To Harold Meyerson, "ideology" is a dirty word. But why? Ideology is nothing more than the organizing principles that inform politics and policymaking. The "pragmatism" that Meyerson so admires in American voters is an ideology itself, the ideology of practicality and practicability. Was John Dewey's philosophical pragmatism any less ideological than Ayn Rand's philosophical Objectivism?

By identifying the roots of Social Security reform with the nonagenarian Milton Friedman -- why did he leave off the usual honorific, "Nobel laureate economist"? -- Meyerson tries to suggest that the idea is past its use-by date. That's just laughable.

If anything, Social Security reform is recognized as both necessary and inevitable -- as well as desirable -- by younger thinkers. Here's one example.

In an article dated January 24, Anthony Dick, a columnist for the Cavalier Daily at the University of Virginia, wrote:

Our country's current Social Security policy has a place amongst the most mind-bogglingly, hair-pullingly, eye-gougingly insipid monstrosities ever to occupy a place in the pyrite pantheon of American legislative travesty.

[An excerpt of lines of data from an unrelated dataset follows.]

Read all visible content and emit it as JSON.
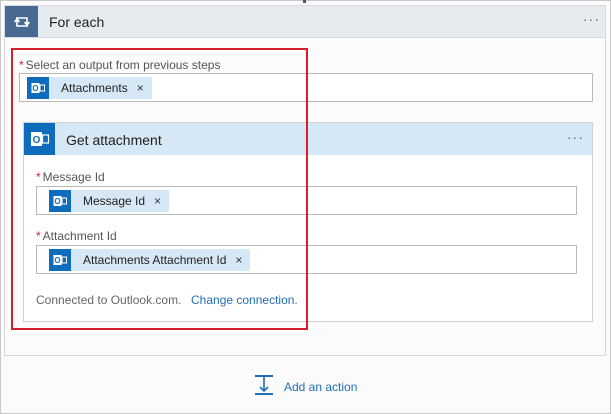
{
  "foreach": {
    "title": "For each",
    "menu": "···"
  },
  "select_output": {
    "required_mark": "*",
    "label": "Select an output from previous steps",
    "token": {
      "label": "Attachments",
      "remove": "×",
      "icon": "outlook-icon"
    }
  },
  "get_attachment": {
    "title": "Get attachment",
    "menu": "···",
    "icon": "outlook-icon",
    "message_id": {
      "required_mark": "*",
      "label": "Message Id",
      "token": {
        "label": "Message Id",
        "remove": "×",
        "icon": "outlook-icon"
      }
    },
    "attachment_id": {
      "required_mark": "*",
      "label": "Attachment Id",
      "token": {
        "label": "Attachments Attachment Id",
        "remove": "×",
        "icon": "outlook-icon"
      }
    },
    "connected_text": "Connected to Outlook.com.",
    "change_connection": "Change connection."
  },
  "add_action": {
    "label": "Add an action",
    "icon": "add-action-icon"
  },
  "colors": {
    "foreach_header": "#e6ebf0",
    "foreach_icon_bg": "#486991",
    "outlook_blue": "#0f6cbd",
    "token_bg": "#d6e7f5",
    "highlight_red": "#d41f2f",
    "link_blue": "#1f6fb5"
  }
}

Amid all of today's talk about the practical issues of Social Security reform, commentators rarely step back to appreciate the absurdity of Social Security as a matter of pure principle. Under the status quo, every time you get a paycheck, a percentage of it is forcibly taken from you and put into a collective Social Security fund. If you selfishly try to keep this money that your employer has voluntarily given to you, men with guns and badges will come to your house and drag you off to jail. After many years of this lovely process, once you've reached an age that the government deems to be sufficiently old and crusty, some money from this collective fund will be doled back out to you in a monthly allowance from your kind old Uncle Sam. You may be getting robbed today, proponents say, but you'll sure be secure tomorrow. It's for your own good.

The most obvious and ugly assumption at the heart of this system is the paternalistic idea that the government knows better than you do what's best for your life and your future.

Dick concludes:

Today's defenders of the Social Security status quo urge you to ignore the quaint old idea that you should be free to form and pursue your own conception of the good life by deciding how to spend or invest your own paychecks. Such pleas make them yet another sad contingent in history's parade of callow conspirators who have claimed to serve the people's interests while at the same time severely limiting the people's freedom to control their own lives. It's time we reject this model of condescending paternalism and reclaim our financial security from the claws of stilted bureaucrats.

I, for one (and I'm obviously not the only one), am grateful for the yeoman work performed in obscurity for so many years by policy analysts at the Cato Institute and the Heritage Foundation, for the politicians in Chile and elsewhere who had the courage and good sense to ignore the U.S. example and modernize their social-security programs, and for the young voters who are willing to sneer at the reactionaries manning the liberal barricades against progress.

Let's just hope that George W. Bush has earned the political capital he needs to make Social Security modernization happen. Members of Congress may have erupted in applause 9 times during that section of his speech, but we know better than to trust them to do the right thing. As a group, they lack both principles and fortitude -- in a word, Mr. Meyerson, ideology.

1 comment:

Tim said...

What's fascinating is the way William James's concept of "pragmatism" -- a way of applying empirical observation to philosophical questions (cf. _Varieties of Religious Experience_) -- was coopted by progressives like Dewey and red-diaper babies like Dick Rorty as a principle of American leftism. Yet compared to James, the "pragmatism" of Dewey and Rorty seems anything but pragmatic.